The testimonio video Stephanie showed reminded me of many of the experiences I have had in my quest to enter higher education both at the undergraduate level and the graduate level. The way the students at UTPA coordinated the Anzaldúa exhibit was truly inspirational. The project presented by Stephanie Alvarez titled “Cosecha Voices” (which documents the migrant farm worker experience) integrates performance, testimonio, and incorporates digital storytelling and diálogo with familia and amigos. When she mentioned that 80% of the students who participate in these projects graduate there was a feeling of happiness and pride throughout the auditorium. The plenary concluded with the summary of the message the panelists have tried to convey: Acknowledging invisibility because by making it visible people have to react. They may not take action but seeing it occur has the ability to transform both those who see the change and those who participate in its making.

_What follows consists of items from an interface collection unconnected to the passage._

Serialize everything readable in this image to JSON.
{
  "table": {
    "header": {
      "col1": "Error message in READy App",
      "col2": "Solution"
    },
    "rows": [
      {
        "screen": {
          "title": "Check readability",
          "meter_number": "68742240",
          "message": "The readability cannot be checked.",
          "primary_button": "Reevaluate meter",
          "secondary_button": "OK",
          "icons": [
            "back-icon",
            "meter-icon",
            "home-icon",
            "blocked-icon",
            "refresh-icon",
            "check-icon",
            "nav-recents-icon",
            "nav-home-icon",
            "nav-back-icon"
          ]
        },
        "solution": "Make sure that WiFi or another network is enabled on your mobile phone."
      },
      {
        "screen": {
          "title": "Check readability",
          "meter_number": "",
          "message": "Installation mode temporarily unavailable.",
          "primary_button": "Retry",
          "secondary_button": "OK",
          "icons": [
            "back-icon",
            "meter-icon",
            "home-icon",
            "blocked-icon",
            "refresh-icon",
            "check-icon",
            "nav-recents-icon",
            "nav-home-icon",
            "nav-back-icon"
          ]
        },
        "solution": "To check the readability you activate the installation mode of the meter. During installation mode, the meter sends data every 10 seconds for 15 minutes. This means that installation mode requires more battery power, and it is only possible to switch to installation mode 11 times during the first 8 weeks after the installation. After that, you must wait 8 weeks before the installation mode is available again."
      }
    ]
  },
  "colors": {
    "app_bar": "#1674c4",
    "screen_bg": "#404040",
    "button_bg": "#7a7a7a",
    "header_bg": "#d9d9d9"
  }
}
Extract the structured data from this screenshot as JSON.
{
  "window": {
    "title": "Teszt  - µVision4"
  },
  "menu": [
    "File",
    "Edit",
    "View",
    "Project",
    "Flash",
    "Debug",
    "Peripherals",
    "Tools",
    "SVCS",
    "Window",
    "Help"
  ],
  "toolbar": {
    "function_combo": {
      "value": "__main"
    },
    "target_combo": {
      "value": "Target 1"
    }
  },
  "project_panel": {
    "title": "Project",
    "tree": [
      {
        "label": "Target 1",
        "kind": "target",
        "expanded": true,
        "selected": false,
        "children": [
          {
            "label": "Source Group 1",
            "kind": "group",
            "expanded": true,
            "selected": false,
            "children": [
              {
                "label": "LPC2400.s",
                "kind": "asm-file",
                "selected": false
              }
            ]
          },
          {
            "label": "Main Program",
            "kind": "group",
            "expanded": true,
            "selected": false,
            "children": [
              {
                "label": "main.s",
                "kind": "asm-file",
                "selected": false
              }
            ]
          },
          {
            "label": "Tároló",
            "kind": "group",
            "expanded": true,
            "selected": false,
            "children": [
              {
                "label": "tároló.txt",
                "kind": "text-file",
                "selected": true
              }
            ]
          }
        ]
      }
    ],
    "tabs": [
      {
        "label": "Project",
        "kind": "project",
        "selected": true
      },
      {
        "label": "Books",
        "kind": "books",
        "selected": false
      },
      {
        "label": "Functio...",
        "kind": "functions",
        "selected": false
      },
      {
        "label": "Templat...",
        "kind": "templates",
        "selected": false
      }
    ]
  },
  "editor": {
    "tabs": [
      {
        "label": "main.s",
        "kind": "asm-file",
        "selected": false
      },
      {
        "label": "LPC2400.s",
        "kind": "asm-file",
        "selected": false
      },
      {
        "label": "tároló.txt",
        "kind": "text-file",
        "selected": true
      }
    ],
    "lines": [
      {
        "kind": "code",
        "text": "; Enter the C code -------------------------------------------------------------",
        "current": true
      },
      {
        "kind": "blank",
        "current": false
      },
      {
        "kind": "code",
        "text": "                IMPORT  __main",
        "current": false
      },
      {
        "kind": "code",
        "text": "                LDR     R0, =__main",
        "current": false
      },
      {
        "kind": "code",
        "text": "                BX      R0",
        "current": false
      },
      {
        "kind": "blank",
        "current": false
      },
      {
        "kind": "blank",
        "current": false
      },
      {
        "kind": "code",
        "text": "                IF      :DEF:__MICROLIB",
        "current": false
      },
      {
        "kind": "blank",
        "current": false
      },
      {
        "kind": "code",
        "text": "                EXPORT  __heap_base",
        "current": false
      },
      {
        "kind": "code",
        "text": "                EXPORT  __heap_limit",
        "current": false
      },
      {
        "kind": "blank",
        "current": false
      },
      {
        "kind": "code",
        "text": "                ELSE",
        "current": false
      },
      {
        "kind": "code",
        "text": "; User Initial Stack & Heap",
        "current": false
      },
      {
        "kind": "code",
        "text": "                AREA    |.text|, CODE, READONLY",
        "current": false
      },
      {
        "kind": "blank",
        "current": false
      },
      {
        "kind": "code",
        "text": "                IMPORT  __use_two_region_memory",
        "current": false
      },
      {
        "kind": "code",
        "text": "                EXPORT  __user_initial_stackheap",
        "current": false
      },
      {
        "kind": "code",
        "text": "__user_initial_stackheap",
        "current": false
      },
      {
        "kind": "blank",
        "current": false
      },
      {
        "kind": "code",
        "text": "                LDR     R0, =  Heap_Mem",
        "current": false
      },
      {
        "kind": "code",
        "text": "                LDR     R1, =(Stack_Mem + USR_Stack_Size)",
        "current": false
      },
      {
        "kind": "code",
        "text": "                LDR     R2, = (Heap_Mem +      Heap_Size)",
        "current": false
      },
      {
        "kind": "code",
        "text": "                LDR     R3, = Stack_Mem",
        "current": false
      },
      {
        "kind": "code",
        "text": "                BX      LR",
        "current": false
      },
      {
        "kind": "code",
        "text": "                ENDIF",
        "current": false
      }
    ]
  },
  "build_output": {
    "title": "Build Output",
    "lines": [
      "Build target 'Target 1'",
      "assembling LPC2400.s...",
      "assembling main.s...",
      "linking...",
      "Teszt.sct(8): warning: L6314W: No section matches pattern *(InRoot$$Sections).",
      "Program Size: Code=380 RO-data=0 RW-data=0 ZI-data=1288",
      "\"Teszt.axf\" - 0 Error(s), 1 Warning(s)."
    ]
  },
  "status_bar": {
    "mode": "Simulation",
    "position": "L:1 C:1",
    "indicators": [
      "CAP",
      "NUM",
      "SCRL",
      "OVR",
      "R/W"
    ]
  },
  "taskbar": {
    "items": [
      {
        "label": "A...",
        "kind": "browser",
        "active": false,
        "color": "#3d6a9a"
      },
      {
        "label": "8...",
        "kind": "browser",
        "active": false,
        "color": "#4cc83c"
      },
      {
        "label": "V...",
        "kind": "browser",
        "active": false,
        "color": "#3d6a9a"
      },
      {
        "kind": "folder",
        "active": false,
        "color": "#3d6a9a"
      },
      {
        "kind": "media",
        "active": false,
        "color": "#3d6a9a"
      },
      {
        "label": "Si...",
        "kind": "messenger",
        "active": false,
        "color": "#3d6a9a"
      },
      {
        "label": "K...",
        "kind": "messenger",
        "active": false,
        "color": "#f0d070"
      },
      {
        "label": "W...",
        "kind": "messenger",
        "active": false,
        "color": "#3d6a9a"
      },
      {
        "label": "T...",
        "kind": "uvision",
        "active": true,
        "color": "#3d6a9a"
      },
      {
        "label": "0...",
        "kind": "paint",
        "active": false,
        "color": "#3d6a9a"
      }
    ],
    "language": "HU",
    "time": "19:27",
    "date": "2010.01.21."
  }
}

The concluding portion of the plenary was particularly striking as Martha, Arcelia and Stephanie had the concluding synthesis presentation in which they asked plenary attendees to recite the theory on which these projects are based upon., all together in unison and in one voice. The digital storytelling has given me a breadth of ideas for my own knowledge producing methodologies and it has provided me with ideas that I can implement in my classrooms as I teach.
In the evening, MALCS attendees gathered at Casa de la Raza in Downtown Santa Barbara where we settled into our tables and ate a delicious dinner. Tortuga Award winners Gloria Cuádraz and Raquel López were announced and although Gloria was not there, Raquel gave a moving speech about her tenure as the director of Casa de la Raza. Following the presentation of the awards a collective of women named Entre Mujeres played a set of jarocho and jarocho-inspired music and dance. After a long night of selling raffle tickets, winners were announced and Rusty Barceló won the grand prize, a New black 16GB iPad. Other winners included Elvia Niebla, Cristina Serna, and Georgina Guzman. After the winners were announced the DJ got the party started with an amazing set of music and I spotted Chela Sandoval, Edwina Barvosa, Alicia Gaspar de Alba, Norma Cantú and Aida Hurtado dancing the night away.
After the amazing centerpieces were swept away by attendees and the tables were picked up by the various clean up crews and the last shuttle vans rolled out, we went home with our feet throbbing, with joy in our hearts and sisterhood in our waking and sleeping dreams.